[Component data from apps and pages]
============================================================

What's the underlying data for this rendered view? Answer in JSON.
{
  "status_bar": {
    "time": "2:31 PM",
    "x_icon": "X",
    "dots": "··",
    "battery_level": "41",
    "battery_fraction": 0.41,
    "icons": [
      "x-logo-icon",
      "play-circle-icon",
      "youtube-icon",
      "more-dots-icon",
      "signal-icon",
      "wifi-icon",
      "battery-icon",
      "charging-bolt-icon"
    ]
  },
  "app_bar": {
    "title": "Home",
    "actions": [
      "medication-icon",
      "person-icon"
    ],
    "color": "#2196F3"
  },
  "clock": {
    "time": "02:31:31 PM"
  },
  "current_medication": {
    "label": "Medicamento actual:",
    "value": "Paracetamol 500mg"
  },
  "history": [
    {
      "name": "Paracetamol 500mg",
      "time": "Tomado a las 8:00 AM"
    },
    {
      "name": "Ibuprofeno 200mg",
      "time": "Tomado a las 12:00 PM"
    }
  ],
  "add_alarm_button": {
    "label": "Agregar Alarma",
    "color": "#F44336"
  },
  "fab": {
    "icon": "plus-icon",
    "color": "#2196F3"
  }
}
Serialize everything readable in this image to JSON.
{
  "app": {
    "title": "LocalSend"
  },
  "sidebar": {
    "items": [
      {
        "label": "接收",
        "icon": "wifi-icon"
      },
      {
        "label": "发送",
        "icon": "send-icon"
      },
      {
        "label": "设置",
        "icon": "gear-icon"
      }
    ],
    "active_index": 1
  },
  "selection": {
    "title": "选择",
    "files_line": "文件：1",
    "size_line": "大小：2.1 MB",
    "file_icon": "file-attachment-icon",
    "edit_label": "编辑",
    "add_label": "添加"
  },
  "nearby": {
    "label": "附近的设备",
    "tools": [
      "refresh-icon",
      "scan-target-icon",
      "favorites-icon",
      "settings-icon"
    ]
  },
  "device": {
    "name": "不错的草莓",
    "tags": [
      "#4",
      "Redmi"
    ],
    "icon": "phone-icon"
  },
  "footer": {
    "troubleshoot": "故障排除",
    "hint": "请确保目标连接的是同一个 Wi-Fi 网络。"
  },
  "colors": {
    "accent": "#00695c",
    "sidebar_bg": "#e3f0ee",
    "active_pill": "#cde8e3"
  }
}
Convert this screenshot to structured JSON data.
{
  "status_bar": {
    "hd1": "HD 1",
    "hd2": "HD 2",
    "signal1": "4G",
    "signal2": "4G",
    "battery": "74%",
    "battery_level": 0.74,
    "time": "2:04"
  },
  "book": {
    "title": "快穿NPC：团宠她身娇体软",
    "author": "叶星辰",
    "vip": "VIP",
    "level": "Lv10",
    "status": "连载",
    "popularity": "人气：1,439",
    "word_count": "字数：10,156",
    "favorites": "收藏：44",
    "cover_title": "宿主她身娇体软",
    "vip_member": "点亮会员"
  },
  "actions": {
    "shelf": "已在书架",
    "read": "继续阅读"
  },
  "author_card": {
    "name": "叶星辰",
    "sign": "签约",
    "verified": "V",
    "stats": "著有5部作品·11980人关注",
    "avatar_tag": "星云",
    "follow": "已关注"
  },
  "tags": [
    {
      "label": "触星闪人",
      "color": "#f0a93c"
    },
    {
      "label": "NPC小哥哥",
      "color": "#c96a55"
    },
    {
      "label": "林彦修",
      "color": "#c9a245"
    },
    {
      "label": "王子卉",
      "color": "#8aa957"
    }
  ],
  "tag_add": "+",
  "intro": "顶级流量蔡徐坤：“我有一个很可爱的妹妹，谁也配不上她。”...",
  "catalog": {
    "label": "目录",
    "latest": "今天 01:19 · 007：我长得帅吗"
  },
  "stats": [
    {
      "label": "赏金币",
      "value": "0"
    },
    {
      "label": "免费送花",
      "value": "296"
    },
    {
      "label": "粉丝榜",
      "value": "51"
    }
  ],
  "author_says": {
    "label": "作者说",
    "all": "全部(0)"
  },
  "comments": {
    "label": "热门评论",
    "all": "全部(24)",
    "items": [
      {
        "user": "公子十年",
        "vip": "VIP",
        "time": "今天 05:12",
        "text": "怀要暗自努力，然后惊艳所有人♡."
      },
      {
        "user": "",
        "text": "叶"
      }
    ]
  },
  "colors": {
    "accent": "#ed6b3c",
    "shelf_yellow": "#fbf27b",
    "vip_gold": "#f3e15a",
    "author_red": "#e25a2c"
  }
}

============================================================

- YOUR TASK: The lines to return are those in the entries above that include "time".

- THE ANSWER:
    "time": "2:31 PM",
    "time": "02:31:31 PM"
      "time": "Tomado a las 8:00 AM"
      "time": "Tomado a las 12:00 PM"
    "time": "2:04"
        "time": "今天 05:12",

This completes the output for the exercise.